> ‘Could an altered perspective on the genealogy of reason rescue postmetaphysical thinking from this dilemma?’ Certainly, but not in the direction Habermas advocates. The grounding would need to be material (which would immediately remove religion from claims to reason) not an abstract normative.
> Habermas writes of ‘conflicts which are currently being triggered around the world by the unexpected spiritual renewal and by the unsettling political role of religious communities.’ When the only form of organised resistance available is one’s religious structure, because the government of one’s country is so compromised and democracy crushed, undoubtedly this spiritual renewal will come as unexpected to many in the West.
> Habermas writes of ‘the neutrality of the state towards worldviews.’ I disagree. The state is the organ of the capitalist class and its fundamental purpose is to embody and represent the world-view of that class. While it is necessary for cohesion that the state give the appearance of impartiality, this is not the case in practice. Perhaps the potentially most dangerous instance of this is the delicate two-faced two-step between the state and the media with regard to China. At regular intervals a story is fed to the media on China – a recent one concerning Chinese spies on this campus. Could anyone possibly argue against there being Australian and American spies here as well? Wikileaks exposed the disgusting servility of Australian political leaders to the US on the subject of China. These stories keep the tension ‘just right’ so that if and when the state with the assistance of the media needs, at the behest of the US, to whip the majority into the acceptance of war, all is in place.
And on the point of public and religious schools, Habermas’s words do not stand up – funding by Federal and state governments for decades has increasingly been taken from the public education system and given to religious and so-called private schools. If it weren’t so serious, the rorting by religious schools that occasionally appears in the media would be amusing.
> Habermas writes that ‘the liberal state must…expect its secular citizens…not to treat religious expressions as simply irrational.’ There is everything right with calling the irrational such. What would be wrong would be to do so with intolerance, abusively and with the intention of provoking violence. Habermas writes of ‘the rational core of faith’ yet in ‘Fundamentalism and Terror’ he wrote ‘Every religious doctrine rests on a dogmatic kernel of belief’.

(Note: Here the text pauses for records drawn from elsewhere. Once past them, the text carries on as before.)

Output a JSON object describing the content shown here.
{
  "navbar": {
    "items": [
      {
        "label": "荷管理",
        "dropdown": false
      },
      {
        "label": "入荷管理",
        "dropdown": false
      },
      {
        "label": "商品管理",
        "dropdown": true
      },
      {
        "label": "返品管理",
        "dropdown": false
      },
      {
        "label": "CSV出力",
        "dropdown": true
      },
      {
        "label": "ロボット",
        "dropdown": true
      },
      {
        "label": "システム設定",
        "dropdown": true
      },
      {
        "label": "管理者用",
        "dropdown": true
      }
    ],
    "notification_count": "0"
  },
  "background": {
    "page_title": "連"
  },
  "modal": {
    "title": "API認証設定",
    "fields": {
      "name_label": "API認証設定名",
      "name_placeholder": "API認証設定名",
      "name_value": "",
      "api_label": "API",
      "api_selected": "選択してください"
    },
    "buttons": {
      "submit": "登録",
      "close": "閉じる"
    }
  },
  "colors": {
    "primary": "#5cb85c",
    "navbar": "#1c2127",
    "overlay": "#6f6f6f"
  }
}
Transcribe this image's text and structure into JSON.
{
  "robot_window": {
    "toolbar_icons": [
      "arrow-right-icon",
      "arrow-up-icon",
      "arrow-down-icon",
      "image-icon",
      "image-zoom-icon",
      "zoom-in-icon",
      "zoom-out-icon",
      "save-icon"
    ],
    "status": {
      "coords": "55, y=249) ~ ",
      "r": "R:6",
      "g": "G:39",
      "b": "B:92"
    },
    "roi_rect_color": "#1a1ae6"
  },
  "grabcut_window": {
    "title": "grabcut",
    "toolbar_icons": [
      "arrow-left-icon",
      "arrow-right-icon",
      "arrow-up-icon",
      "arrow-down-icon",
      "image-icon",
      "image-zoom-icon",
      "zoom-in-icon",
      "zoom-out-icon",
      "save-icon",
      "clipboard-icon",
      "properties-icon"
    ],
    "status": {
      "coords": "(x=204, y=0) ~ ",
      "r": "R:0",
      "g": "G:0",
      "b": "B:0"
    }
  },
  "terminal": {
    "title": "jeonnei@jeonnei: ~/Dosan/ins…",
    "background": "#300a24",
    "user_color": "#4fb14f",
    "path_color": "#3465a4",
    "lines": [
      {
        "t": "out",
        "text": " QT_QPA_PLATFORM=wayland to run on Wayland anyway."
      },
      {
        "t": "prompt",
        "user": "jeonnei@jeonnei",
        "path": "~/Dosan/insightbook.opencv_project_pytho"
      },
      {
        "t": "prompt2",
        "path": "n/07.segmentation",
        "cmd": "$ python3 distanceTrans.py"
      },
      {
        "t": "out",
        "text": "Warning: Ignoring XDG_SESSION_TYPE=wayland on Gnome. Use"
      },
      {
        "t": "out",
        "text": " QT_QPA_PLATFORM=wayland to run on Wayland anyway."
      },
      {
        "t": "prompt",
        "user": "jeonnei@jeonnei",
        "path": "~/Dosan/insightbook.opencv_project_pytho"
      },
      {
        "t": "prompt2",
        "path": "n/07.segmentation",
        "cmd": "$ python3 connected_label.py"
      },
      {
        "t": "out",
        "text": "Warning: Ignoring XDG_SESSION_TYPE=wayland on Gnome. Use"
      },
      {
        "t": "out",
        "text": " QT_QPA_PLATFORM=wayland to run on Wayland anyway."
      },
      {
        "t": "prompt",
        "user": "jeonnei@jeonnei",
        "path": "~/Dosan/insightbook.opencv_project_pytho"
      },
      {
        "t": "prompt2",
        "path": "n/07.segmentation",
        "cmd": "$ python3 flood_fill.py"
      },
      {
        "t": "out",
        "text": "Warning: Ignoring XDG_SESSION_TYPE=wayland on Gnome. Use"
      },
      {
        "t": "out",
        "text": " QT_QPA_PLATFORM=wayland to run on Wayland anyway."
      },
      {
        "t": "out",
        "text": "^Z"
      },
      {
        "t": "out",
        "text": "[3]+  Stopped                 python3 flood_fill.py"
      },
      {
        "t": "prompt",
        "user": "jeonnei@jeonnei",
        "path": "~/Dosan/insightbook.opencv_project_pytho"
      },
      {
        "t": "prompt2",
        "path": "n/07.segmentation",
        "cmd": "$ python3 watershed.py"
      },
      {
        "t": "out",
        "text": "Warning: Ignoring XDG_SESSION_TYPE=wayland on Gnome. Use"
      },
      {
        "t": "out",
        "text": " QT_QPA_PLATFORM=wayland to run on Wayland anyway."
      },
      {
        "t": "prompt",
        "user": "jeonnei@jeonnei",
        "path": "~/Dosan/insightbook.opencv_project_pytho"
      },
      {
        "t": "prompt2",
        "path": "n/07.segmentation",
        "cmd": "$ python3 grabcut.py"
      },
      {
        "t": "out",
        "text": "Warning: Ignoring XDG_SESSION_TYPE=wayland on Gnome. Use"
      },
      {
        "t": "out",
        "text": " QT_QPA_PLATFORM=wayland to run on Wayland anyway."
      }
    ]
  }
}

Habermas’s late concern with religion is that of its prodigal son.
Jürgen Habermas, ‘An Awareness of What is Missing’ in An Awareness of What is Missing: Faith and Reason in a Post-Secular Age, Polity Press, Cambridge, 2010